In the process of determining conceptual classification, neither the essential similarities nor the essential differences among existents may be ignored, evaded or omitted once they have been observed. Just as the requirements of cognition forbid the arbitrary subdivision of concepts, so they forbid the arbitrary integration of concpets into a wider concept by means of obliterating their essential differences --- which is an error (or falsification) proceeding from definitions by non-essentials....
Cognitively, such an attempt would produce nothing but a bad hash of equivocations, shoddy metaphors and unacknowledged "stolen" concepts. Epistemologically, it would produce the atrophy of the capacity to discriminate, and the panic of facing an immense, undifferentiated chaos of unintelligible data -- which means: the retrogression of an adult mind to the perceptual level of awareness. [71-72]

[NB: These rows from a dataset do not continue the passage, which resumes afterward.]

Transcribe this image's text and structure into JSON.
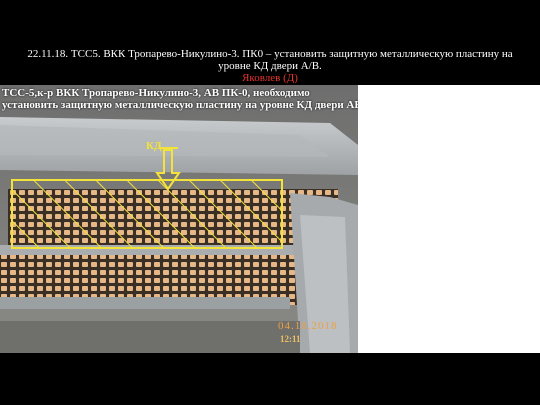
{
  "header": {
    "title": "22.11.18. ТСС5. ВКК Тропарево-Никулино-3. ПК0 – установить защитную металлическую пластину на уровне КД двери А/В.",
    "author": "Яковлев (Д)"
  },
  "photo": {
    "caption_line1": "ТСС-5,к-р ВКК Тропарево-Никулино-3, АВ ПК-0, необходимо",
    "caption_line2": "установить защитную металлическую пластину на уровне КД двери АВ",
    "marker_label": "КД",
    "date_stamp": "04.10.2018",
    "time_stamp": "12:11"
  },
  "colors": {
    "background": "#000000",
    "title_text": "#ffffff",
    "author_text": "#e8332e",
    "highlight": "#f2e23a"
  }
}
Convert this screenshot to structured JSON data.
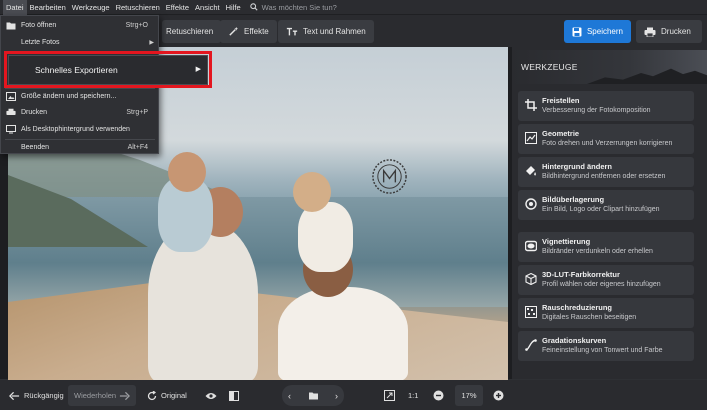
{
  "menubar": {
    "items": [
      "Datei",
      "Bearbeiten",
      "Werkzeuge",
      "Retuschieren",
      "Effekte",
      "Ansicht",
      "Hilfe"
    ],
    "search_placeholder": "Was möchten Sie tun?"
  },
  "toolbar": {
    "retouch": "Retuschieren",
    "effects": "Effekte",
    "text_frame": "Text und Rahmen",
    "save": "Speichern",
    "print": "Drucken"
  },
  "file_menu": {
    "open": "Foto öffnen",
    "open_shortcut": "Strg+O",
    "recent": "Letzte Fotos",
    "quick_export": "Schnelles Exportieren",
    "resize_save": "Größe ändern und speichern...",
    "print": "Drucken",
    "print_shortcut": "Strg+P",
    "wallpaper": "Als Desktophintergrund verwenden",
    "exit": "Beenden",
    "exit_shortcut": "Alt+F4"
  },
  "panel": {
    "title": "WERKZEUGE",
    "tools": [
      {
        "name": "Freistellen",
        "desc": "Verbesserung der Fotokomposition",
        "icon": "crop-icon"
      },
      {
        "name": "Geometrie",
        "desc": "Foto drehen und Verzerrungen korrigieren",
        "icon": "geometry-icon"
      },
      {
        "name": "Hintergrund ändern",
        "desc": "Bildhintergrund entfernen oder ersetzen",
        "icon": "paint-bucket-icon"
      },
      {
        "name": "Bildüberlagerung",
        "desc": "Ein Bild, Logo oder Clipart hinzufügen",
        "icon": "overlay-icon"
      },
      {
        "name": "Vignettierung",
        "desc": "Bildränder verdunkeln oder erhellen",
        "icon": "vignette-icon"
      },
      {
        "name": "3D-LUT-Farbkorrektur",
        "desc": "Profil wählen oder eigenes hinzufügen",
        "icon": "lut-cube-icon"
      },
      {
        "name": "Rauschreduzierung",
        "desc": "Digitales Rauschen beseitigen",
        "icon": "noise-icon"
      },
      {
        "name": "Gradationskurven",
        "desc": "Feineinstellung von Tonwert und Farbe",
        "icon": "curves-icon"
      }
    ]
  },
  "bottombar": {
    "undo": "Rückgängig",
    "redo": "Wiederholen",
    "original": "Original",
    "ratio": "1:1",
    "zoom": "17%"
  },
  "colors": {
    "accent": "#1e78d7",
    "highlight": "#e3161f"
  }
}
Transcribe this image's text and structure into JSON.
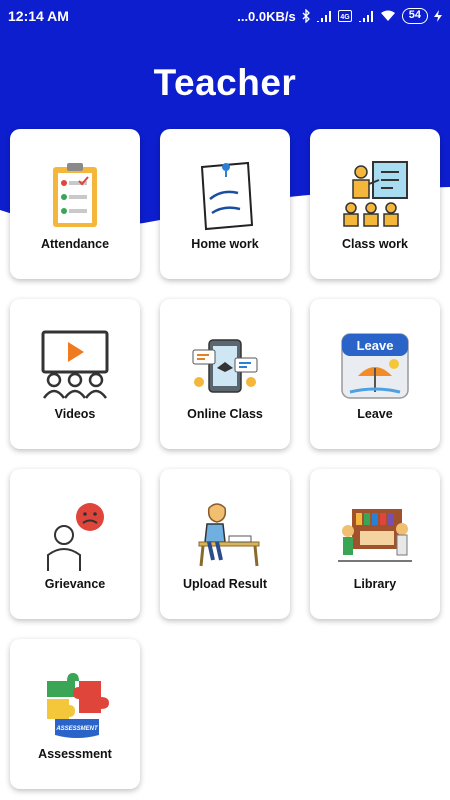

Is it really true that defining by non-essentials leads to a full state of panic? If so, would it be too much to ask for some documented examples? Curiously, Rand provides the following two examples of cognitively inefficiency: (1) forming a concept to designate beautiful blondes with blue eyes, 5'5" tall and 24 years old; and (2) regarding running as the essential characteristic of man. The problem with these examples is that they are completely fictitious. Who has ever formed a concept designating 24 year old blondes of a certain type? And who has ever claimed that running is the essential characteristic of man? We just don't find in practical experience examples of gross cognitive efficiency in the use of concepts. The meaning of terms used in common speech have been refined through centuries of trial and error. They are, in fact, far more efficient than concepts formulated through conscious attention (e.g.., concepts found in abstruse philosophical disquisitions). Classification is a very complex process. No human being, and certainly no child, would be capable of classifying the data of sense in an efficient manner solely on his own cognitive resources. Rand has here adopted an implausible approach. The concepts/meanings people use tend to be efficient from the get-go. They don't require any special formulation process, guided by "reason." They simply require being adopted and used.
Concepts are efficient because they are social. But even if man's concepts were not efficient, this would not have the the dire consequences that Rand moralizes about. Inefficient concepts would merely constitute a waste of cognitive effort. They would not lead to equivocations, shoddy metaphors, stolen concepts, or sheer panic. Once again, Rand is guilty of over-dramatizing an epistemological issue. Inefficient concepts (which essentially means: inefficient classification) are like a poorly written book. Bad writing is painful to read, but that doesn't that necessarily make a tedious book untrue or full of errors. Cognitive efficiency has little if anything to do with truth. A cognitively inefficient concept is merely a meaning that is difficult to use and comprehend. It's comparable to a convoluted sentence or a tedious, long-winded paragraph. It is much preferable to say more with fewer words. That is what cognitive efficiency amounts to in the end: saying more with less. But one could just as easily say more that is false with fewer words, or less that is true with more. Cognitive efficiency, in short, while eminently desirable, is no guarantee of truth.